The Lancashire firm leading the UKs nuclear renaissance has vowed it will keep its headquarters in the county. Westinghouse, which is one of two firms bidding for multi-billion pound contracts to build reactors across the country, has said it will look to the central Lancashire area to locate its head office if it can secure work to build its AP1000 reactor. It already has a head office on Matrix Park at Buckshaw Village, near Chorley and runs the Springfields Fuels factory at Salwick, near Preston, which employs several hundred people. Mike Tynan, the vice-president for Westinghouse in the UK, Middle East and Europe, said it remained in talks with a number of major utilities groups which own land earmarked for new development with a view to secure contracts to build the new power stations. It is known that Westinghouse is in the running to build reactors on land next to existing reactors at Wylfa on Angelsey, North Wales, and Oldbury, Gloucestershire, which is owned by the Horizon Nuclear Power Group.
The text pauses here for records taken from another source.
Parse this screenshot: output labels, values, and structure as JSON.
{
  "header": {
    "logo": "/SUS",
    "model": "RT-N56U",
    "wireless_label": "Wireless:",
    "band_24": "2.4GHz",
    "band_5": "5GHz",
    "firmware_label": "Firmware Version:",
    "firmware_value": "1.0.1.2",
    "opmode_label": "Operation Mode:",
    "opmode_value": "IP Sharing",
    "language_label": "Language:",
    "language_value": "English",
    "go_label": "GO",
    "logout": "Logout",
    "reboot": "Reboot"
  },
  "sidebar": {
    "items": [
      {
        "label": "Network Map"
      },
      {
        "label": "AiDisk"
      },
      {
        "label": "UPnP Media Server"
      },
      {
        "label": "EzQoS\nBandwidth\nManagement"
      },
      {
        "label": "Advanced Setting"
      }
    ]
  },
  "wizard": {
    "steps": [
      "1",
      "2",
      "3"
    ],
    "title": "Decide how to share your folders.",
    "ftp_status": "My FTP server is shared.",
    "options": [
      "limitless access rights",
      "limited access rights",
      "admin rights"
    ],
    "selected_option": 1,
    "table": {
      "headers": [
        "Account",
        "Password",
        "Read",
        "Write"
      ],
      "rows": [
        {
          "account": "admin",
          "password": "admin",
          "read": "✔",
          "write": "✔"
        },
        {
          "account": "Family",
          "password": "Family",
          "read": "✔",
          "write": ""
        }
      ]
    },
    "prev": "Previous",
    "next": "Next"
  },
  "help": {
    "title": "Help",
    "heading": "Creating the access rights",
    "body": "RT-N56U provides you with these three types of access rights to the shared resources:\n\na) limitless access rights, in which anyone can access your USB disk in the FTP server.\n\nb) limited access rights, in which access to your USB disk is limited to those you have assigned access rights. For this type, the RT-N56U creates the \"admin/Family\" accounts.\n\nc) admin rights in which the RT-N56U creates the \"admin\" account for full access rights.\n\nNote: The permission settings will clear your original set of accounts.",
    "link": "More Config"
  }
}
Mr Tynan said it expected to get a decision from Horizon early in the New Year as to whether it will choose the AP1000 or the Areva EPR.
Lancashire Evening Post 31st Dec 2011 more >>
Top negotiator Saeed Jalili said Iran was ready to rejoin EU-led talks with major powers on assuaging Western concerns over its nuclear programme even as tensions with the United States soared in the Gulf.
EU Business 1st Jan 2012 more >>
U.S. President Barack Obama signed new sanctions against Iran into law on Saturday, shortly after Iran signalled it was ready for fresh talks with the West on its nuclear programme and said it had delayed long-range missile tests in the Gulf.
Reuters 31st Dec 2011 more >>
The world’s largest solar power plant powers up in Spain.
Independent 1st Jan 2012 more >>
Juliet Davenports Good Energy was the first to offer 100% renewable power to homes and it now supplies more than 28,000 customers. Good Energy, originally called Unite, was founded in Chippenham, Wiltshire, in 1999 with backing from Monkton, an investment group specialising in green energy. It gave consumers the option of a 100% renewable electricity supply sourced from wind, solar and small hydroelectric schemes. Interest grew only slowly, not least because green power was more expensive. Even today, it is generally 5% to 10% costlier than conventional energy sources. We have now managed to get to the stage where our prices do compete with some conventional electricity suppliers, Davenport said. As the price of energy rises, people become more aware of why they are having to pay more and want to learn about what we are doing. Interest in green electricity has increased with the help of government initiatives. In April 2010, the feed-in tariff was introduced to encourage renewable energy generation. Once registered for the subsidy, individual homes and businesses are entitled to a sum of money for every unit of electricity they produce. Of the 85,000 generators registered since the tariffs launch, 12,000 supply Good Energy.
Sunday Times 1st Jan 2012 more >>